When he had collected himself, Tolamis stumbled to his feet. He went to the neighbor's home. Tamra was a kind woman, a good friend of Conliri.

She opened the door, tired face hardening at the sight of him. "You!" she exclaimed, attempting to slam the door in his face.

Tolamis was able to get his foot in the crack as the door slammed into it. "Please…" he mumbled.

Tamra opened the door, eyes narrow. "What happened to you?" she asked, some of her friendly nature creeping back into her voice.

Tolamis shook his head, foot throbbing.
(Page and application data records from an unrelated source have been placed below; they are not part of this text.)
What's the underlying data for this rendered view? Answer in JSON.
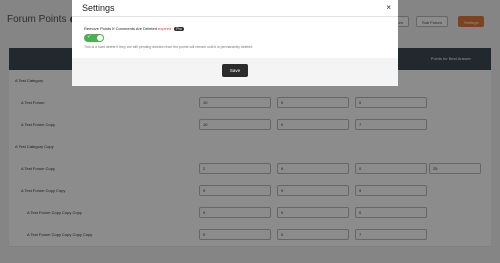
{
  "page": {
    "title": "Forum Points",
    "badge": "Pro",
    "buttons": [
      "Add Forum",
      "Sub Forum",
      "Settings"
    ]
  },
  "table": {
    "header_right": "Points for Best Answer",
    "rows": [
      {
        "label": "A Test Category",
        "values": []
      },
      {
        "label": "A Test Forum",
        "values": [
          "10",
          "0",
          "0",
          ""
        ]
      },
      {
        "label": "A Test Forum Copy",
        "values": [
          "10",
          "0",
          "7",
          ""
        ]
      },
      {
        "label": "A Test Category Copy",
        "values": []
      },
      {
        "label": "A Test Forum Copy",
        "values": [
          "2",
          "9",
          "0",
          "25"
        ]
      },
      {
        "label": "A Test Forum Copy Copy",
        "values": [
          "9",
          "9",
          "9",
          ""
        ]
      },
      {
        "label": "A Test Forum Copy Copy Copy",
        "values": [
          "9",
          "9",
          "0",
          ""
        ]
      },
      {
        "label": "A Test Forum Copy Copy Copy Copy",
        "values": [
          "0",
          "0",
          "7",
          ""
        ]
      }
    ]
  },
  "modal": {
    "title": "Settings",
    "close_symbol": "×",
    "option_label": "Remove Points If Comments Are Deleted",
    "option_expired": "expired",
    "option_badge": "Pro",
    "toggle_on": true,
    "help_text": "This is a hard delete if they are still pending deletion then the points will remain until it is permanently deleted",
    "save_label": "Save"
  },
  "colors": {
    "overlay": "#000000",
    "toggle": "#4caf50",
    "header_dark": "#3f4b55",
    "accent_orange": "#e27a3c"
  }
}
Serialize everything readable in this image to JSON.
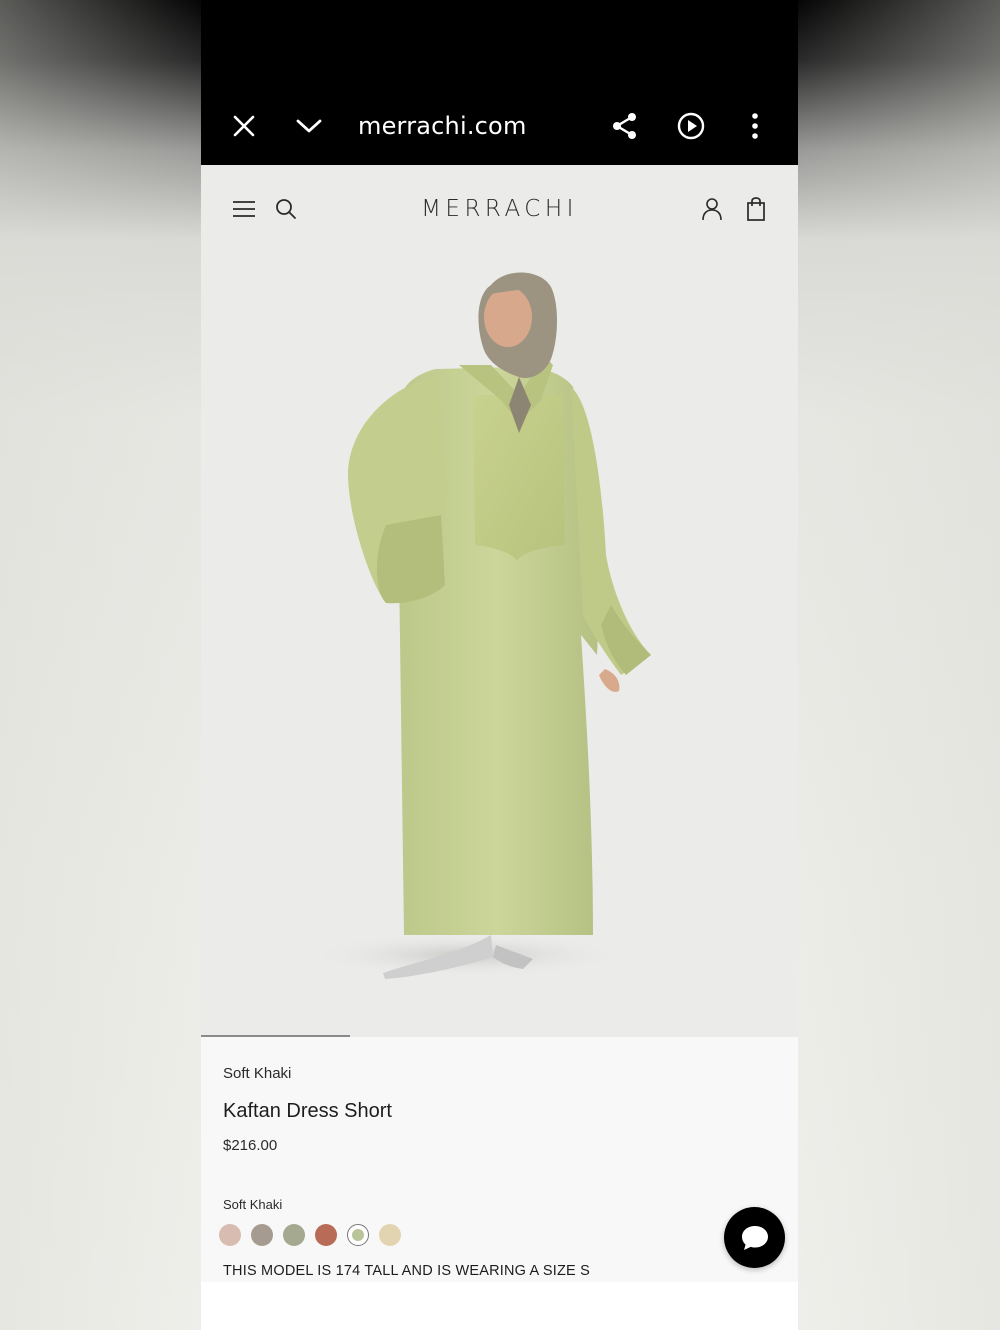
{
  "browser": {
    "url": "merrachi.com",
    "icons": [
      "close-icon",
      "chevron-down-icon",
      "share-icon",
      "play-icon",
      "more-vertical-icon"
    ]
  },
  "site": {
    "logo": "MERRACHI",
    "icons": [
      "menu-icon",
      "search-icon",
      "account-icon",
      "bag-icon"
    ]
  },
  "product": {
    "image_alt": "Model wearing green kaftan dress",
    "color_name": "Soft Khaki",
    "title": "Kaftan Dress Short",
    "price": "$216.00",
    "selected_color_label": "Soft Khaki",
    "swatches": [
      {
        "name": "blush",
        "color": "#d8bcb1"
      },
      {
        "name": "taupe",
        "color": "#a59b90"
      },
      {
        "name": "sage",
        "color": "#a4a98f"
      },
      {
        "name": "terracotta",
        "color": "#b86b57"
      },
      {
        "name": "soft-khaki",
        "color": "#b9c49a",
        "selected": true
      },
      {
        "name": "sand",
        "color": "#e2d4b1"
      }
    ],
    "model_note": "THIS MODEL IS 174 TALL AND IS WEARING A SIZE S"
  },
  "chat": {
    "icon": "chat-icon"
  }
}
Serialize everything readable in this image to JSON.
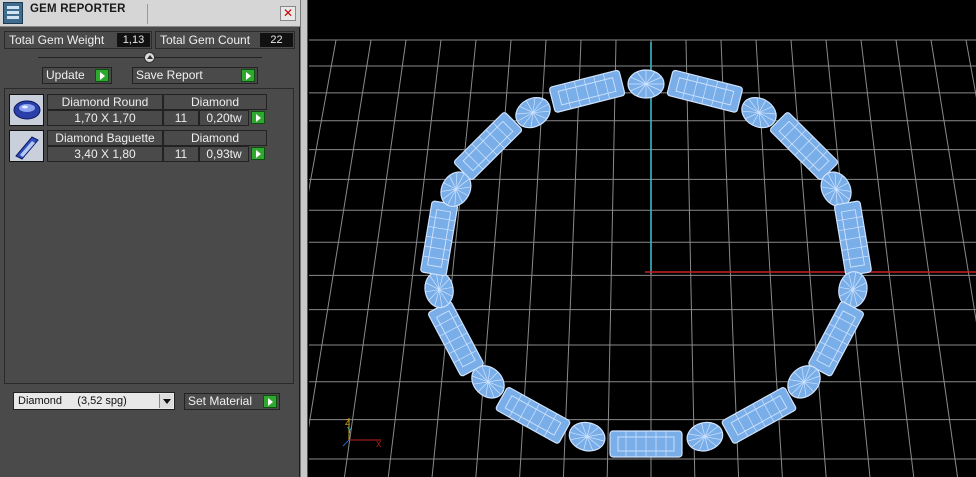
{
  "window": {
    "title": "GEM REPORTER",
    "close_glyph": "✕"
  },
  "totals": {
    "weight_label": "Total Gem Weight",
    "weight_value": "1,13",
    "count_label": "Total Gem Count",
    "count_value": "22"
  },
  "actions": {
    "update_label": "Update",
    "save_report_label": "Save Report"
  },
  "gems": [
    {
      "name": "Diamond Round",
      "material": "Diamond",
      "size": "1,70 X 1,70",
      "count": "11",
      "weight": "0,20tw",
      "icon": "round-gem-icon"
    },
    {
      "name": "Diamond Baguette",
      "material": "Diamond",
      "size": "3,40 X 1,80",
      "count": "11",
      "weight": "0,93tw",
      "icon": "baguette-gem-icon"
    }
  ],
  "material_select": {
    "value": "Diamond     (3,52 spg)"
  },
  "set_material_label": "Set Material",
  "axis_labels": {
    "z": "Z",
    "y": "Y",
    "x": "X"
  },
  "colors": {
    "grid": "#8a8a8a",
    "axis_y": "#3bb8c8",
    "axis_x": "#c82020",
    "gem_fill": "#7aaee8",
    "gem_edge": "#cfe3ff",
    "go_button": "#2ea82e"
  }
}
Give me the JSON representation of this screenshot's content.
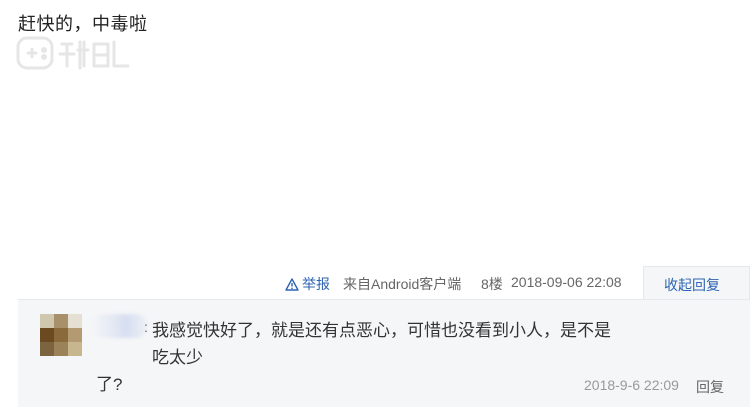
{
  "post": {
    "text": "赶快的，中毒啦"
  },
  "meta": {
    "report_label": "举报",
    "source": "来自Android客户端",
    "floor": "8楼",
    "time": "2018-09-06 22:08",
    "collapse_reply_label": "收起回复"
  },
  "reply": {
    "colon": ":",
    "content_line1": "我感觉快好了，就是还有点恶心，可惜也没看到小人，是不是吃太少",
    "content_line2": "了?",
    "time": "2018-9-6 22:09",
    "reply_label": "回复"
  },
  "colors": {
    "link": "#2d64b3",
    "meta_text": "#666666",
    "reply_bg": "#f5f6f8",
    "avatar_pixels": [
      "#cfc7ae",
      "#a8906a",
      "#e6e0d4",
      "#6b4a22",
      "#8a6a3a",
      "#b39a72",
      "#7d6440",
      "#9c8258",
      "#c8b68e"
    ]
  },
  "icons": {
    "report": "warning-triangle-icon",
    "watermark": "gamepad-logo-icon"
  }
}
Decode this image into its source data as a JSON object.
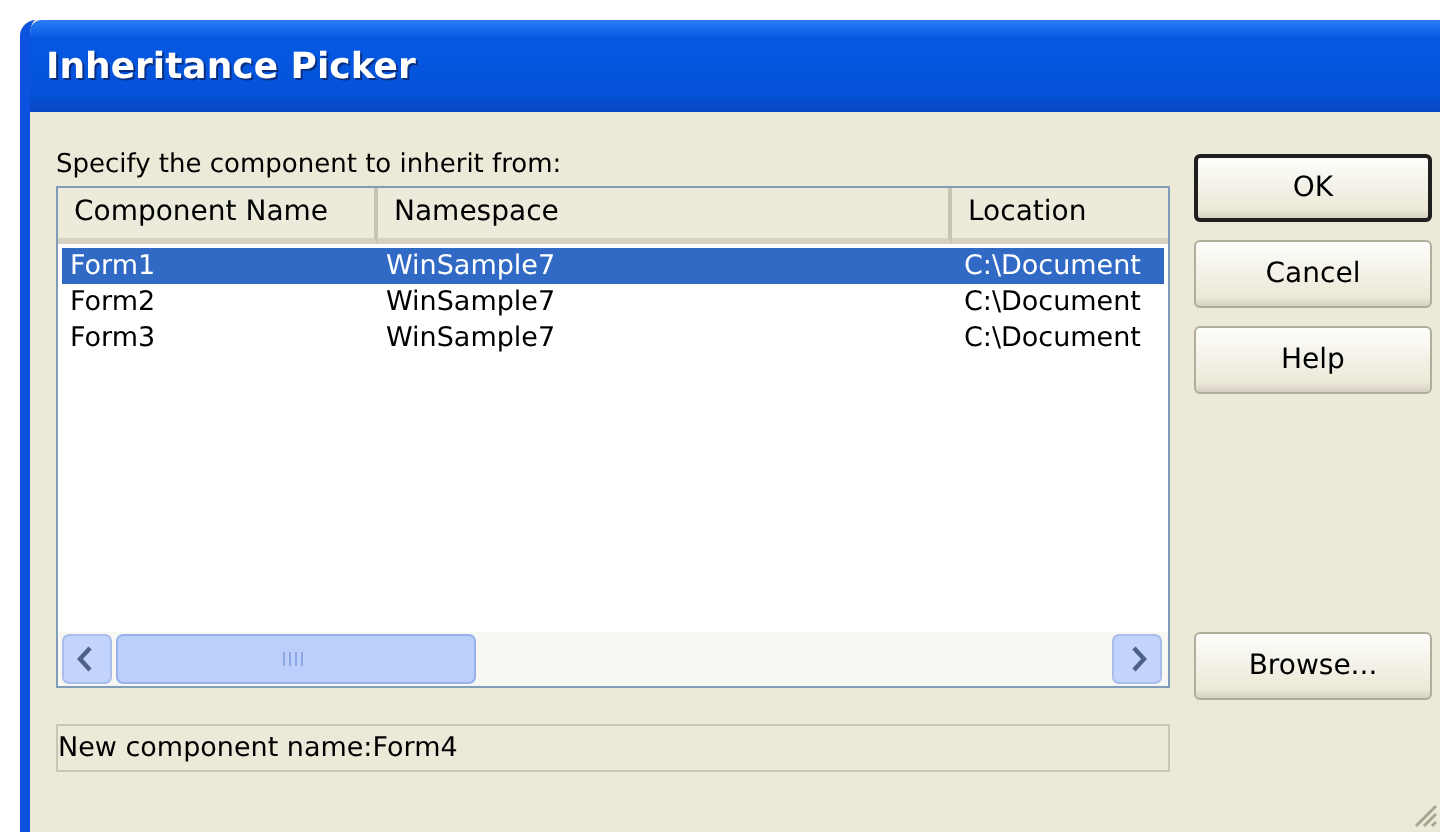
{
  "window": {
    "title": "Inheritance Picker"
  },
  "prompt": "Specify the component to inherit from:",
  "table": {
    "columns": [
      "Component Name",
      "Namespace",
      "Location"
    ],
    "rows": [
      {
        "cells": [
          "Form1",
          "WinSample7",
          "C:\\Document"
        ],
        "selected": true
      },
      {
        "cells": [
          "Form2",
          "WinSample7",
          "C:\\Document"
        ],
        "selected": false
      },
      {
        "cells": [
          "Form3",
          "WinSample7",
          "C:\\Document"
        ],
        "selected": false
      }
    ]
  },
  "status_field": "New component name:Form4",
  "buttons": [
    {
      "label": "OK",
      "default": true
    },
    {
      "label": "Cancel",
      "default": false
    },
    {
      "label": "Help",
      "default": false
    }
  ],
  "browse_button": "Browse..."
}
He was glad he hadn't been stupid enough to put his right foot in… "What happened to Conliri… And Tormar?"

"She came over here about a week ago, telling me that you were a bastard had had deserted her," Tamra said, frowning. "…did you?"

"No! Why would I do that!?" Tolamis exclaimed.

"She said something, also, about 'what he did'. What's going on?" she asked, expression now concerned. "Are you in some sort of trouble, Tolamis?"

"…yes, but I don't want you mixed up in it. I'll leave." He stopped. "Sorry…"

Tamra smacked him on his shoulder. "You come bursting up, demanding to know where your wife is, then you don't have the decency to tell me why? It's none of my business, is it?" She paused when she noticed Tolamis's pained expression. "At least come in and get a change of clothes. I still have some of my husband's."

Tolamis nodded dumbly and followed her in. The fussing was even worse when she noticed his limp.

"There!" Tamra said, satisfied with the results of her labor. She had put Tolamis into some of her let husband's clothes and had dressed his wound after cleaning it.

"Thank you… I'll make it up—"

"No, no! I did this for free! Just…get out of your trouble, okay? If I see Conliri, I'll tell her it was all a mistake," Tamra scolded. "She didn't tell me where she went… So I don't if I will see her again."

Tolamis nodded and smiled, leaving her home. He headed to the slums, still limping but better off than before.


"Calast, you say?" an old man asked. Tolamis had asked him, a beggar sitting near the entrance of the slums, if he knew the man. "'course I know him!"

"…can you tell me where I can find him? I don't have anything to give you, though…" Tolamis prompted.

The old man complied, giving Tolamis directions. They took him to a run-down building in the very heart of the slums. He knocked on the barely-intact door, ignoring the nearby whores.

A large man opened the door and he recognized Phalsr. "What do you want?"


"Here, boy!" Calast called from the depths. "Come in."

Tolamis suppressed the urge to spit at Phalsr and walked around the larger man towards Calast. "…I've come to—"

"Yes, yes, I surmised as much," Calast cut in. They enjoy cutting me off, don't they? "There's one condition, a price, though."

"A price?" Tolamis asked.

"We won't go into that now… Welcome—consider this your home. Training will start rather soon," the older man told him.

"Training for what?"

"To become a thief, of course. One of us. This is the Thieves Guild! But, first, we need to do something about that name of yours… Tolamis sounds too innocent. Besides, you need to cut your ties with your former life."

Tolamis nodded in acknowledgement. "When I was younger…I was a pretty good thief. I went by the name of 'Malok'."

Calast smiled broadly. "That's perfect."

Author's Notes: Thank you lots for reading! :) Hope you enjoyed. Anyway…feedback is very much appreciated since that's the only way I know you've read. (*grr* No hits.)

June 4, 2001